Collaboration has been enacted as a core strategy by both the government and nongovernment sectors to address many of the intractable issues confronting contemporary society. The cult of collaboration has become so pervasive that it is now an elastic term referring generally to any form of ‘working together’. The lack of specificity about collaboration and its practice means that it risks being reduced to mere rhetoric without sustained practice or action.
Drawing on an extensive data set (qualitative, quantitative) of broadly collaborative endeavours gathered over ten years in Queensland, Australia, this paper aims to fill out the black box of collaboration. Specifically it examines the drivers for collaboration, dominant structures and mechanisms adopted, what has worked and unintended consequences. In particular it investigates the skills and competencies required in an embeded collaborative endeavour within and across organisations. Social network analysis is applied to isolate the structural properties of collaborations over other forms of integration as well as highlighting key roles and tasks.
Collaboration is found to be a distinctive form of working together, characterised by intense and interdependent relationships and exchanges, higher levels of cohesion (density) and requiring new ways of behaving, working, managing and leading. These elements are configured into a practice framework. Developing an empirical evidence base for collaboration structure, practice and strategy provides a useful foundation for theory extension. The paper concludes that for collaboration, to be successfully employed as a management strategy it must move beyond rhetoric and develop a coherent model for action.
Impact and interest:
Citation counts are sourced monthly from and citation databases.
Citations counts from theindexing service can be viewed at the linked Google Scholar™ search.
Full-text downloads displays the total number of times this work’s files (e.g., a PDF) have been downloaded from QUT ePrints as well as the number of downloads in the previous 365 days. The count includes downloads for all files if a work has more than one.
|Item Type:||Conference Paper|
|Keywords:||Public Administration, Collaboration, Strategy|
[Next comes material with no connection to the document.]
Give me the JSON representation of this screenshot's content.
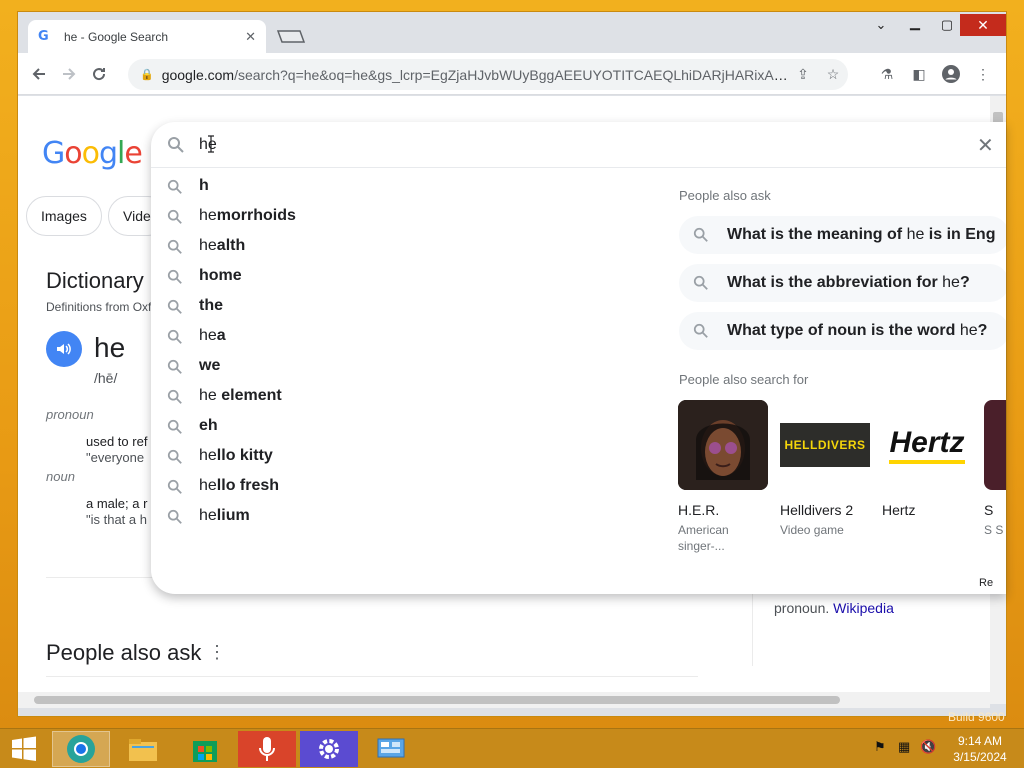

|Subjects:||Australian and New Zealand Standard Research Classification > STUDIES IN HUMAN SOCIETY (160000) > POLICY AND ADMINISTRATION (160500) > Public Administration (160509)|
|Divisions:||Current > QUT Faculties and Divisions > QUT Business School
Current > Schools > School of Management
|Copyright Owner:||Copyright 2011 [please consult the authors]|
|Deposited On:||30 Nov 2011 22:35|
|Last Modified:||01 Dec 2011 02:01|
Repository Staff Only: item control page